● Exercise description
Your answer must be the records below, reproduced exactly.

:: Input for this task ::

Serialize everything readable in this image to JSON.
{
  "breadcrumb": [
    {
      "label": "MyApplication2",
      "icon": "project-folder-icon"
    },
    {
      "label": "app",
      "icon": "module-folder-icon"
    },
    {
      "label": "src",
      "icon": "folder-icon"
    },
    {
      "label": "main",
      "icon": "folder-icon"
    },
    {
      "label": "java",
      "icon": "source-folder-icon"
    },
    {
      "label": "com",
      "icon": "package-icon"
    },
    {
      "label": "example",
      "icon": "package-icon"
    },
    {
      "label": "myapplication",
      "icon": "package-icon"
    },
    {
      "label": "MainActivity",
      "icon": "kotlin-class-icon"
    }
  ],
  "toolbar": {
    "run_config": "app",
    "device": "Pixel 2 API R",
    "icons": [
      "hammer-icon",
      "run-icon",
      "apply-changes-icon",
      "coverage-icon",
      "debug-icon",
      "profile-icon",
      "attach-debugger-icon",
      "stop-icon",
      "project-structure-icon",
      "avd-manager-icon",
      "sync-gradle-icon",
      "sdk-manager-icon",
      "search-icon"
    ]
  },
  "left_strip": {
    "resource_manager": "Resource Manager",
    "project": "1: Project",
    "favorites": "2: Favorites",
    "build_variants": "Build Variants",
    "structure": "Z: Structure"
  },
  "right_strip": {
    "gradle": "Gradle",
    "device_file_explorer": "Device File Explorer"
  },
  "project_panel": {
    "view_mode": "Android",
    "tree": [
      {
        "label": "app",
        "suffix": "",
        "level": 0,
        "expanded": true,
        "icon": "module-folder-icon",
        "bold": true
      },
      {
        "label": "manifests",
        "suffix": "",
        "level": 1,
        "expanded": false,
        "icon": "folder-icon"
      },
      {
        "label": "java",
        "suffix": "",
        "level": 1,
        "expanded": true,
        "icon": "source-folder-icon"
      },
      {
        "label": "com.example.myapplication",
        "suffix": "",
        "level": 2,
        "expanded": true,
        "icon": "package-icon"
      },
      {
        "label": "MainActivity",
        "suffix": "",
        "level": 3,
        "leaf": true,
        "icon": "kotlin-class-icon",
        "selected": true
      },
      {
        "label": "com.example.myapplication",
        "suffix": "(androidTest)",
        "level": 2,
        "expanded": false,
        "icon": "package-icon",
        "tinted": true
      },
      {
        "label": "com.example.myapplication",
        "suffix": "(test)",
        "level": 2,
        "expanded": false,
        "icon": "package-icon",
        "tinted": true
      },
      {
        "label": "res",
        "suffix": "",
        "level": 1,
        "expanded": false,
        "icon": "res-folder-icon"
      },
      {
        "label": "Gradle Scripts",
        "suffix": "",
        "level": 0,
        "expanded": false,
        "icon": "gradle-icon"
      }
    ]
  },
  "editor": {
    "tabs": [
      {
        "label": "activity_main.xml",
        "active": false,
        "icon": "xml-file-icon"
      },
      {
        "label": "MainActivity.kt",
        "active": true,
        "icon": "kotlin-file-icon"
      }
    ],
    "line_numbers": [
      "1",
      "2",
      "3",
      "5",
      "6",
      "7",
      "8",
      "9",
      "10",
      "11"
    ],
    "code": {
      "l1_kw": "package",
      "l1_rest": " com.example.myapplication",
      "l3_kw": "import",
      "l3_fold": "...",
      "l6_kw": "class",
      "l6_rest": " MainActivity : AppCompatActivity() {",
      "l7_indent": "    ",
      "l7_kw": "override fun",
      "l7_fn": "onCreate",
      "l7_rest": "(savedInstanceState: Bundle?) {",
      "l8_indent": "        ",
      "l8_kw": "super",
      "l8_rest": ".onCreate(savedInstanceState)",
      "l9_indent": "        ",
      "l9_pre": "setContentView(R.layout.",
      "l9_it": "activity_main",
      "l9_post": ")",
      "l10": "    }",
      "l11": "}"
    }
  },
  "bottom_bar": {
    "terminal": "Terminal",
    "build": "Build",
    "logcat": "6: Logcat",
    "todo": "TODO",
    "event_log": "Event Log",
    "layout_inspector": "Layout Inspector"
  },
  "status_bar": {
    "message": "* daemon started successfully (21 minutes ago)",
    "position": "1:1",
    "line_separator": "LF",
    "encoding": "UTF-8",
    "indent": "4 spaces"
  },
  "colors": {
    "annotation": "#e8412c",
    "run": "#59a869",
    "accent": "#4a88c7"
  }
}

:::

● Solution to the problem
Serialize everything readable in this image to JSON.
{
  "breadcrumb": [
    {
      "label": "MyApplication2",
      "icon": "project-folder-icon"
    },
    {
      "label": "app",
      "icon": "module-folder-icon"
    },
    {
      "label": "src",
      "icon": "folder-icon"
    },
    {
      "label": "main",
      "icon": "folder-icon"
    },
    {
      "label": "java",
      "icon": "source-folder-icon"
    },
    {
      "label": "com",
      "icon": "package-icon"
    },
    {
      "label": "example",
      "icon": "package-icon"
    },
    {
      "label": "myapplication",
      "icon": "package-icon"
    },
    {
      "label": "MainActivity",
      "icon": "kotlin-class-icon"
    }
  ],
  "toolbar": {
    "run_config": "app",
    "device": "Pixel 2 API R",
    "icons": [
      "hammer-icon",
      "run-icon",
      "apply-changes-icon",
      "coverage-icon",
      "debug-icon",
      "profile-icon",
      "attach-debugger-icon",
      "stop-icon",
      "project-structure-icon",
      "avd-manager-icon",
      "sync-gradle-icon",
      "sdk-manager-icon",
      "search-icon"
    ]
  },
  "left_strip": {
    "resource_manager": "Resource Manager",
    "project": "1: Project",
    "favorites": "2: Favorites",
    "build_variants": "Build Variants",
    "structure": "Z: Structure"
  },
  "right_strip": {
    "gradle": "Gradle",
    "device_file_explorer": "Device File Explorer"
  },
  "project_panel": {
    "view_mode": "Android",
    "tree": [
      {
        "label": "app",
        "suffix": "",
        "level": 0,
        "expanded": true,
        "icon": "module-folder-icon",
        "bold": true
      },
      {
        "label": "manifests",
        "suffix": "",
        "level": 1,
        "expanded": false,
        "icon": "folder-icon"
      },
      {
        "label": "java",
        "suffix": "",
        "level": 1,
        "expanded": true,
        "icon": "source-folder-icon"
      },
      {
        "label": "com.example.myapplication",
        "suffix": "",
        "level": 2,
        "expanded": true,
        "icon": "package-icon"
      },
      {
        "label": "MainActivity",
        "suffix": "",
        "level": 3,
        "leaf": true,
        "icon": "kotlin-class-icon",
        "selected": true
      },
      {
        "label": "com.example.myapplication",
        "suffix": "(androidTest)",
        "level": 2,
        "expanded": false,
        "icon": "package-icon",
        "tinted": true
      },
      {
        "label": "com.example.myapplication",
        "suffix": "(test)",
        "level": 2,
        "expanded": false,
        "icon": "package-icon",
        "tinted": true
      },
      {
        "label": "res",
        "suffix": "",
        "level": 1,
        "expanded": false,
        "icon": "res-folder-icon"
      },
      {
        "label": "Gradle Scripts",
        "suffix": "",
        "level": 0,
        "expanded": false,
        "icon": "gradle-icon"
      }
    ]
  },
  "editor": {
    "tabs": [
      {
        "label": "activity_main.xml",
        "active": false,
        "icon": "xml-file-icon"
      },
      {
        "label": "MainActivity.kt",
        "active": true,
        "icon": "kotlin-file-icon"
      }
    ],
    "line_numbers": [
      "1",
      "2",
      "3",
      "5",
      "6",
      "7",
      "8",
      "9",
      "10",
      "11"
    ],
    "code": {
      "l1_kw": "package",
      "l1_rest": " com.example.myapplication",
      "l3_kw": "import",
      "l3_fold": "...",
      "l6_kw": "class",
      "l6_rest": " MainActivity : AppCompatActivity() {",
      "l7_indent": "    ",
      "l7_kw": "override fun",
      "l7_fn": "onCreate",
      "l7_rest": "(savedInstanceState: Bundle?) {",
      "l8_indent": "        ",
      "l8_kw": "super",
      "l8_rest": ".onCreate(savedInstanceState)",
      "l9_indent": "        ",
      "l9_pre": "setContentView(R.layout.",
      "l9_it": "activity_main",
      "l9_post": ")",
      "l10": "    }",
      "l11": "}"
    }
  },
  "bottom_bar": {
    "terminal": "Terminal",
    "build": "Build",
    "logcat": "6: Logcat",
    "todo": "TODO",
    "event_log": "Event Log",
    "layout_inspector": "Layout Inspector"
  },
  "status_bar": {
    "message": "* daemon started successfully (21 minutes ago)",
    "position": "1:1",
    "line_separator": "LF",
    "encoding": "UTF-8",
    "indent": "4 spaces"
  },
  "colors": {
    "annotation": "#e8412c",
    "run": "#59a869",
    "accent": "#4a88c7"
  }
}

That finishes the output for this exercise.